If the records include pictures, omit them and set down everything else verbatim.

AVAILABLE DATA ::
----------------------------------------

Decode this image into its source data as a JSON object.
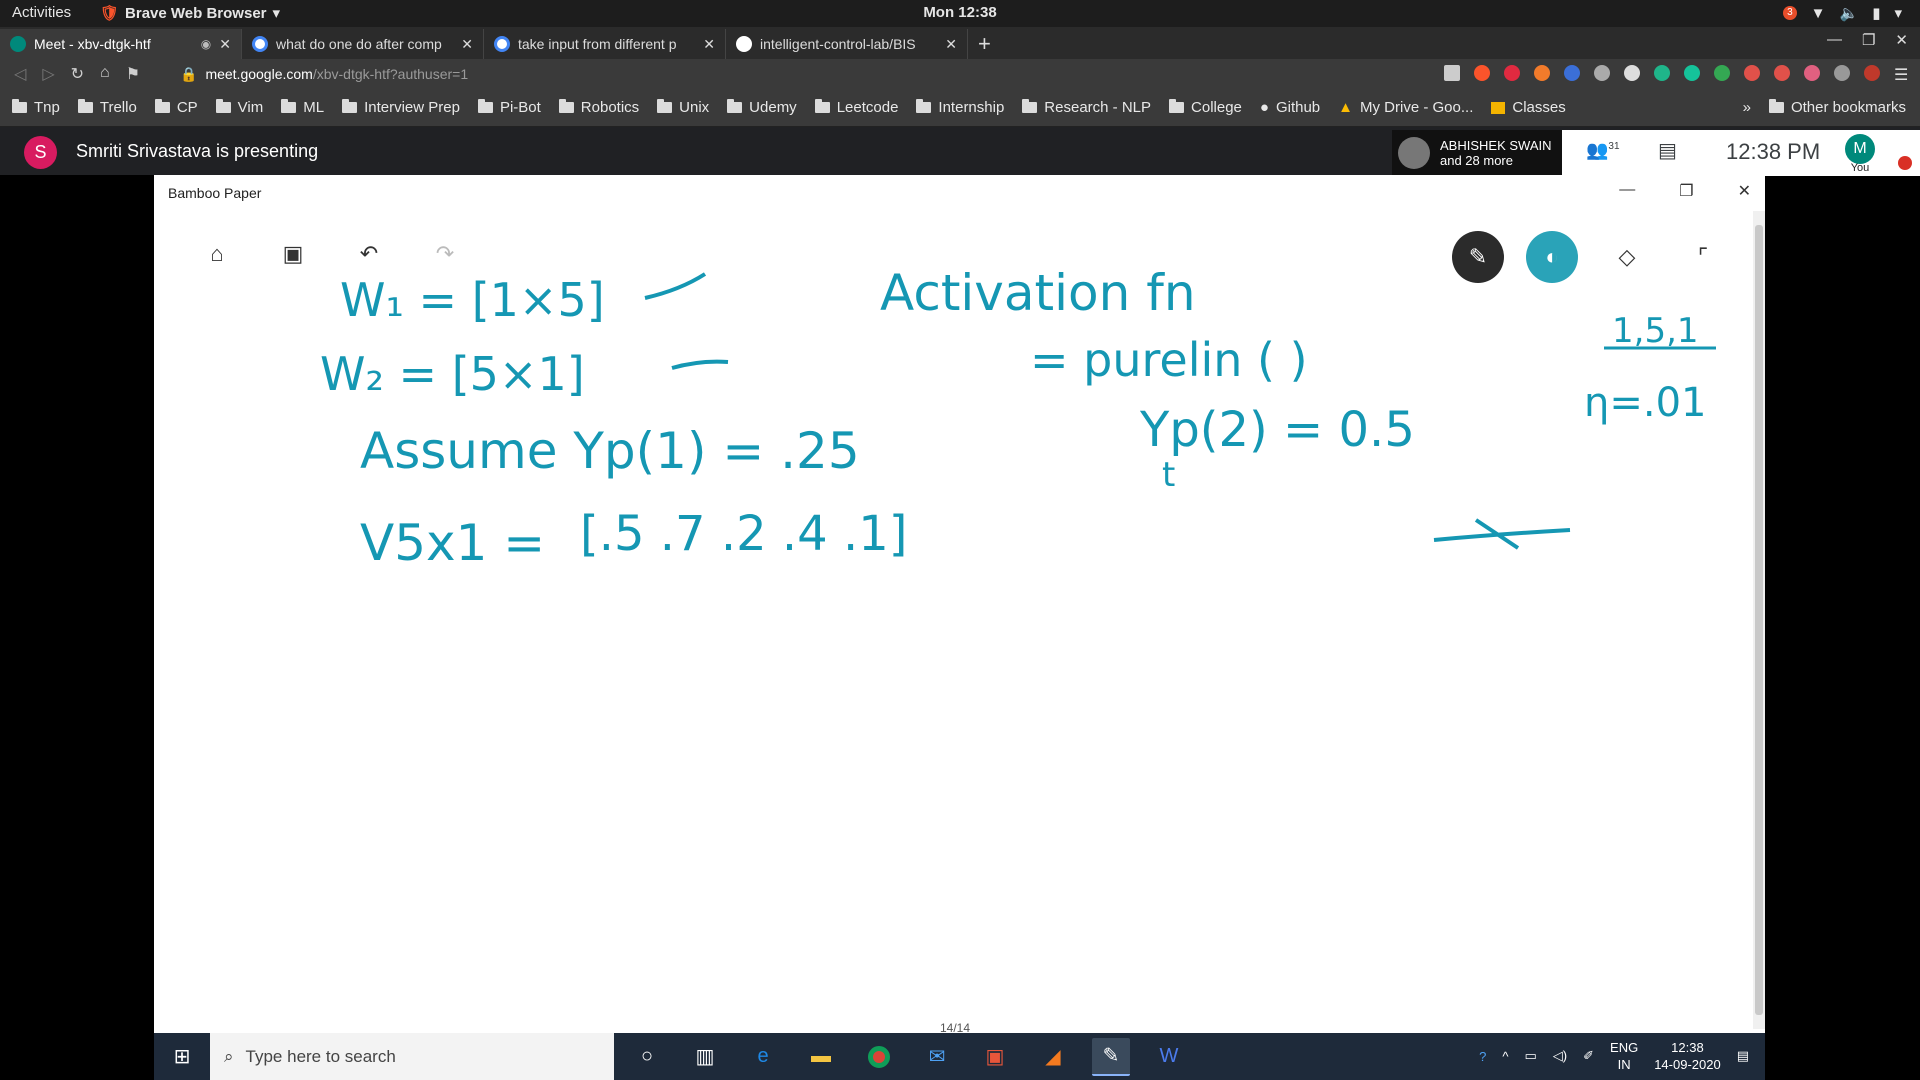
{
  "topbar": {
    "activities": "Activities",
    "app_menu": "Brave Web Browser",
    "clock": "Mon 12:38",
    "notification_count": "3"
  },
  "tabs": [
    {
      "title": "Meet - xbv-dtgk-htf",
      "favicon_color": "#00897b"
    },
    {
      "title": "what do one do after comp",
      "favicon_color": "#4285f4"
    },
    {
      "title": "take input from different p",
      "favicon_color": "#4285f4"
    },
    {
      "title": "intelligent-control-lab/BIS",
      "favicon_color": "#ffffff"
    }
  ],
  "address_bar": {
    "host": "meet.google.com",
    "path": "/xbv-dtgk-htf?authuser=1"
  },
  "bookmarks": [
    "Tnp",
    "Trello",
    "CP",
    "Vim",
    "ML",
    "Interview Prep",
    "Pi-Bot",
    "Robotics",
    "Unix",
    "Udemy",
    "Leetcode",
    "Internship",
    "Research - NLP",
    "College",
    "Github",
    "My Drive - Goo...",
    "Classes"
  ],
  "bookmarks_overflow": "»",
  "other_bookmarks": "Other bookmarks",
  "meet": {
    "presenter_initial": "S",
    "presenting_text": "Smriti Srivastava is presenting",
    "participant_name": "ABHISHEK SWAIN",
    "participant_more": "and 28 more",
    "people_count": "31",
    "time": "12:38 PM",
    "self_initial": "M",
    "self_label": "You"
  },
  "bamboo": {
    "window_title": "Bamboo Paper",
    "page_indicator": "14/14",
    "ink_lines": [
      "W₁ = [1×5]",
      "W₂ = [5×1]",
      "Activation fn",
      "= purelin ( )",
      "1,5,1",
      "η=.01",
      "Assume  Yp(1) = .25",
      "Yp(2) = 0.5",
      "V5x1 =",
      "[.5   .7   .2   .4   .1]",
      "t"
    ]
  },
  "taskbar": {
    "search_placeholder": "Type here to search",
    "lang_top": "ENG",
    "lang_bottom": "IN",
    "time": "12:38",
    "date": "14-09-2020"
  },
  "colors": {
    "ink": "#1597b3",
    "meet_avatar": "#d81b60",
    "pen_active": "#2aa3b8"
  }
}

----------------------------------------

REPLY ::
Decode this image into its source data as a JSON object.
{
  "topbar": {
    "activities": "Activities",
    "app_menu": "Brave Web Browser",
    "clock": "Mon 12:38",
    "notification_count": "3"
  },
  "tabs": [
    {
      "title": "Meet - xbv-dtgk-htf",
      "favicon_color": "#00897b"
    },
    {
      "title": "what do one do after comp",
      "favicon_color": "#4285f4"
    },
    {
      "title": "take input from different p",
      "favicon_color": "#4285f4"
    },
    {
      "title": "intelligent-control-lab/BIS",
      "favicon_color": "#ffffff"
    }
  ],
  "address_bar": {
    "host": "meet.google.com",
    "path": "/xbv-dtgk-htf?authuser=1"
  },
  "bookmarks": [
    "Tnp",
    "Trello",
    "CP",
    "Vim",
    "ML",
    "Interview Prep",
    "Pi-Bot",
    "Robotics",
    "Unix",
    "Udemy",
    "Leetcode",
    "Internship",
    "Research - NLP",
    "College",
    "Github",
    "My Drive - Goo...",
    "Classes"
  ],
  "bookmarks_overflow": "»",
  "other_bookmarks": "Other bookmarks",
  "meet": {
    "presenter_initial": "S",
    "presenting_text": "Smriti Srivastava is presenting",
    "participant_name": "ABHISHEK SWAIN",
    "participant_more": "and 28 more",
    "people_count": "31",
    "time": "12:38 PM",
    "self_initial": "M",
    "self_label": "You"
  },
  "bamboo": {
    "window_title": "Bamboo Paper",
    "page_indicator": "14/14",
    "ink_lines": [
      "W₁ = [1×5]",
      "W₂ = [5×1]",
      "Activation fn",
      "= purelin ( )",
      "1,5,1",
      "η=.01",
      "Assume  Yp(1) = .25",
      "Yp(2) = 0.5",
      "V5x1 =",
      "[.5   .7   .2   .4   .1]",
      "t"
    ]
  },
  "taskbar": {
    "search_placeholder": "Type here to search",
    "lang_top": "ENG",
    "lang_bottom": "IN",
    "time": "12:38",
    "date": "14-09-2020"
  },
  "colors": {
    "ink": "#1597b3",
    "meet_avatar": "#d81b60",
    "pen_active": "#2aa3b8"
  }
}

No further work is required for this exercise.